Dutch Ambassador and Consul General to visit Alaska to discuss trade, agriculture, climate

A diplomatic delegation from the Netherlands will visit Alaska, August 10-12. André Haspels, Ambassador of the Kingdom of the Netherlands in the United States, and Dirk Janssen, Consul General of the Netherlands in San Francisco, will connect with business and government officials to strengthen the ties between the Netherlands and Alaska.

This visit, marks the first trip to the state for Ambassador Haspels and Consul General Janssen.  “Alaska is a state rich in resources and at the forefront of energy production, but also feels the impact of climate change. The Netherlands has an excellent track record in agriculture, energy and water management,” said Ambassador Haspels. “I’m looking forward to getting to know the Last Frontier state and to connect with its people and businesses.”

“Trade between Alaska and the Netherlands is fairly limited, but growing,” said Consul General Janssen, whose office in San Francisco covers all 13 most-western states, including Alaska. “Alaska exports $130 million in goods and services to the Netherlands, and 99 percent of that is seafood. Alaska also imports $5.5 million in goods and services from the Netherlands, 95 percent of that consists of  computers and other electrical equipment. I see major opportunities to do more business together.”

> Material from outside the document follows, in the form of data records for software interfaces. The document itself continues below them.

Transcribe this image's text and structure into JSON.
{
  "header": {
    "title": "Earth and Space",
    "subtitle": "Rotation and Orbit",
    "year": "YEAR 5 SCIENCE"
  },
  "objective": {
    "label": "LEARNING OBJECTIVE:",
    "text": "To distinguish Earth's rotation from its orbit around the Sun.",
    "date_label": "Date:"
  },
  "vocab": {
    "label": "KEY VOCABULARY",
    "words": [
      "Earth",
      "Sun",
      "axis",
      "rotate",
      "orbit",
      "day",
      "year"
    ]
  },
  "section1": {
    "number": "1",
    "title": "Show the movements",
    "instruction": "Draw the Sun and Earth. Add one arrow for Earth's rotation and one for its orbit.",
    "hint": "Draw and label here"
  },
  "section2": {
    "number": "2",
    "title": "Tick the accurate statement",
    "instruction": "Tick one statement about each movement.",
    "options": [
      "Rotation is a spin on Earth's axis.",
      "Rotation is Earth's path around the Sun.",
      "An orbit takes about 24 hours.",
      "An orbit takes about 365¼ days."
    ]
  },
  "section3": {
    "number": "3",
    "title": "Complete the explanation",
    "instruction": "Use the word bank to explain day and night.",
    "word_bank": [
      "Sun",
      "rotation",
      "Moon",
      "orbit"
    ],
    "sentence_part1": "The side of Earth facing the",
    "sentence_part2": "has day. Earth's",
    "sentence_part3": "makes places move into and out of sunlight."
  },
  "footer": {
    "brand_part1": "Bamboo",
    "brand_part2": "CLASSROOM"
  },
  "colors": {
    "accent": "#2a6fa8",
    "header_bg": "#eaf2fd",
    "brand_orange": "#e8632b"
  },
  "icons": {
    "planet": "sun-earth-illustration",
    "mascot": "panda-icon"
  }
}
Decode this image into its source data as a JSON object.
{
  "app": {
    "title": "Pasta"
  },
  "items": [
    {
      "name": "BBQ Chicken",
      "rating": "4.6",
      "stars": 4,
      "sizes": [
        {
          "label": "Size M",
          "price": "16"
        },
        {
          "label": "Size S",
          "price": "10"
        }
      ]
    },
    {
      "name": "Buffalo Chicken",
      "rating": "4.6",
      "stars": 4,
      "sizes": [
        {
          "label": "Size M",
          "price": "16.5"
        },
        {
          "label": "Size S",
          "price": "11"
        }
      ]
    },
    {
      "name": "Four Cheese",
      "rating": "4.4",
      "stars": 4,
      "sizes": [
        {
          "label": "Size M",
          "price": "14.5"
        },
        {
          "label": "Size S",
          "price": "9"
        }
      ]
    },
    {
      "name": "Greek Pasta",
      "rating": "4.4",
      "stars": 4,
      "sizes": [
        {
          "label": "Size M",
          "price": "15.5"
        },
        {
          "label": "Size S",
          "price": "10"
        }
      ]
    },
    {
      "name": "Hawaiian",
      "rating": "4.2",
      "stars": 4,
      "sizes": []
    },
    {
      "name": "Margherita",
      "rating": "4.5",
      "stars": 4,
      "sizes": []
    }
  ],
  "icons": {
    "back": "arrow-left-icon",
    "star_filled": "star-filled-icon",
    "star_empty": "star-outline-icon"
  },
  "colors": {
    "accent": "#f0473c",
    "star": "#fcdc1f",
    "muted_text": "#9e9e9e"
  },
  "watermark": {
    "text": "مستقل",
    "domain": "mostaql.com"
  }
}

During their visit, the diplomats will meet local business leaders and government officials, such as Governor Dunleavy and Anchorage Mayor Bronson. They will meet with representatives from the World Trade Center and visit Anchorage International Airport, an important logistics hub. Agriculture is high on their agenda, as they will visit Bell’s Nursery, the largest greenhouse operator in Anchorage, and they will travel to Palmer to meet with the Director of Agriculture of the State of Alaska. There they will also meet local farmers, including the largest potato farm in Alaska, founded by Bert and Suus Vanderweele, who are of Dutch descent.

The Dutch government has maintained a presence in Alaska since 2017, when the Netherlands appointed Irene Post–Green as Honorary Consul. She connects Dutch and Alaskan businesses and has provided consular support to Dutch nationals in Alaska.

Innovative agriculture

One important topic for collaboration is agriculture. Alaska imports 95 percent of its store-bought food, and at tremendous cost. It takes more than a week for fresh produce to reach some outlying villages in the state. Alaska also has some of the highest rates of food insecurity in the nation.

The Netherlands is only twice the size of New Jersey, and can fit into Alaska 41 times. At the same time, it is the second largest exporter of agricultural products, behind only the United States.

The Dutch have found innovative solutions to grow crops efficiently, in greenhouses for example. Ambassador Haspels stated, “Growing food in the Netherlands doesn’t need a lot of water, space, or even the sun. Dutch farmers are experts in sustainable food production by controlling the growing environment. This expertise could be very interesting for Alaska.

Energy

Just like Alaska, the Netherlands produces and exports energy. By 2050, the Netherlands wants to be nearly emission free. The Netherlands is experimenting with energy from waves, algae and biomass. To secure a resilient energy grid, The Netherlands is looking into smart and micro-grids, which are  more common in Alaska. The Dutch are initiating partnerships to share experiences and exchange expertise.

More traditionally, the Netherlands is an exporter of natural gas and a source of advanced gas technology. As Europe’s leading gas broker and a strategic gas hub, some of the world’s leading companies and facilities in the field of soil research are from the Netherlands. Fugro, for instance, has an office in Alaska.

Water management

Sea-level rise and climate change are causing problems in both the Netherlands and Alaska. Storms become bigger and cause more damage. Dutch research institute Deltares works together with the United States Geological Survey on Alaska shore research. Together, they created models to map the effects of climate change on the Arctic Coast. It’s an example of how the Netherlands and Alaska work together.

 

For more details, please contact Mr. Sietze Vermeulen, Consulate General of the Kingdom of the Netherlands in San Francisco: sietze.vermeulen@minbuza.nl 415 866 5572